* WORK INSTRUCTIONS
Repeat the listing that follows, character for character, minus the pictures.

* DATA SHOWN

^^^^

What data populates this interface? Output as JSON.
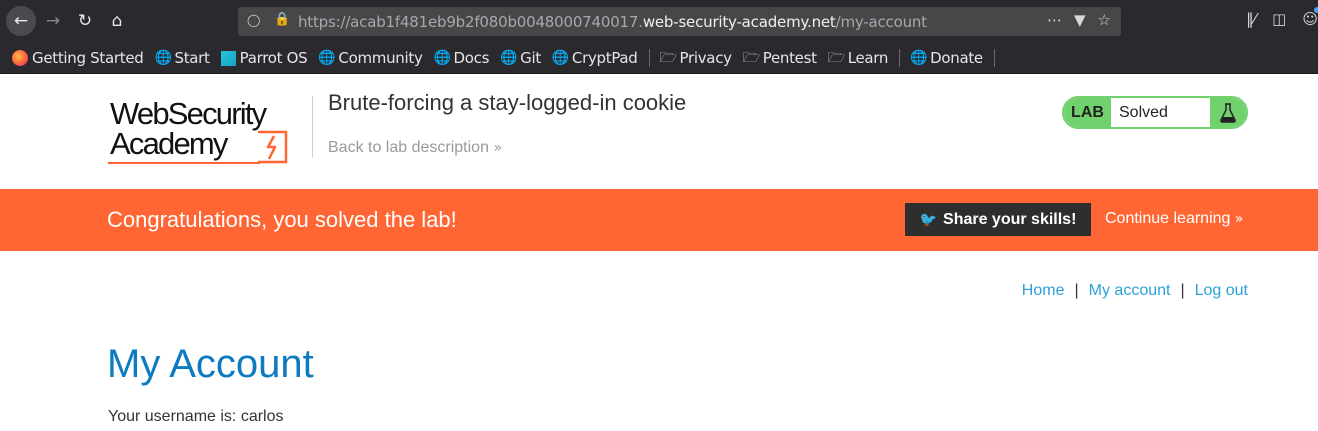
{
  "browser": {
    "url_prefix": "https://acab1f481eb9b2f080b0048000740017.",
    "url_host": "web-security-academy.net",
    "url_path": "/my-account",
    "bookmarks": [
      {
        "label": "Getting Started",
        "icon": "firefox-icon"
      },
      {
        "label": "Start",
        "icon": "globe-icon"
      },
      {
        "label": "Parrot OS",
        "icon": "parrot-icon"
      },
      {
        "label": "Community",
        "icon": "globe-icon"
      },
      {
        "label": "Docs",
        "icon": "globe-icon"
      },
      {
        "label": "Git",
        "icon": "globe-icon"
      },
      {
        "label": "CryptPad",
        "icon": "globe-icon"
      },
      {
        "label": "Privacy",
        "icon": "folder-icon"
      },
      {
        "label": "Pentest",
        "icon": "folder-icon"
      },
      {
        "label": "Learn",
        "icon": "folder-icon"
      },
      {
        "label": "Donate",
        "icon": "globe-icon"
      }
    ]
  },
  "header": {
    "logo_line1": "WebSecurity",
    "logo_line2": "Academy",
    "lab_title": "Brute-forcing a stay-logged-in cookie",
    "back_link": "Back to lab description",
    "lab_badge": "LAB",
    "lab_state": "Solved"
  },
  "banner": {
    "message": "Congratulations, you solved the lab!",
    "share_label": "Share your skills!",
    "continue_label": "Continue learning"
  },
  "nav": {
    "home": "Home",
    "my_account": "My account",
    "logout": "Log out",
    "separator": "|"
  },
  "main": {
    "heading": "My Account",
    "username_line": "Your username is: carlos"
  },
  "colors": {
    "accent_orange": "#ff6633",
    "lab_green": "#70d16d",
    "link_blue": "#2ca1d8",
    "heading_blue": "#0c7bc1"
  }
}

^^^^

* ANSWER FOR THIS EXERCISE
What data populates this interface? Output as JSON.
{
  "browser": {
    "url_prefix": "https://acab1f481eb9b2f080b0048000740017.",
    "url_host": "web-security-academy.net",
    "url_path": "/my-account",
    "bookmarks": [
      {
        "label": "Getting Started",
        "icon": "firefox-icon"
      },
      {
        "label": "Start",
        "icon": "globe-icon"
      },
      {
        "label": "Parrot OS",
        "icon": "parrot-icon"
      },
      {
        "label": "Community",
        "icon": "globe-icon"
      },
      {
        "label": "Docs",
        "icon": "globe-icon"
      },
      {
        "label": "Git",
        "icon": "globe-icon"
      },
      {
        "label": "CryptPad",
        "icon": "globe-icon"
      },
      {
        "label": "Privacy",
        "icon": "folder-icon"
      },
      {
        "label": "Pentest",
        "icon": "folder-icon"
      },
      {
        "label": "Learn",
        "icon": "folder-icon"
      },
      {
        "label": "Donate",
        "icon": "globe-icon"
      }
    ]
  },
  "header": {
    "logo_line1": "WebSecurity",
    "logo_line2": "Academy",
    "lab_title": "Brute-forcing a stay-logged-in cookie",
    "back_link": "Back to lab description",
    "lab_badge": "LAB",
    "lab_state": "Solved"
  },
  "banner": {
    "message": "Congratulations, you solved the lab!",
    "share_label": "Share your skills!",
    "continue_label": "Continue learning"
  },
  "nav": {
    "home": "Home",
    "my_account": "My account",
    "logout": "Log out",
    "separator": "|"
  },
  "main": {
    "heading": "My Account",
    "username_line": "Your username is: carlos"
  },
  "colors": {
    "accent_orange": "#ff6633",
    "lab_green": "#70d16d",
    "link_blue": "#2ca1d8",
    "heading_blue": "#0c7bc1"
  }
}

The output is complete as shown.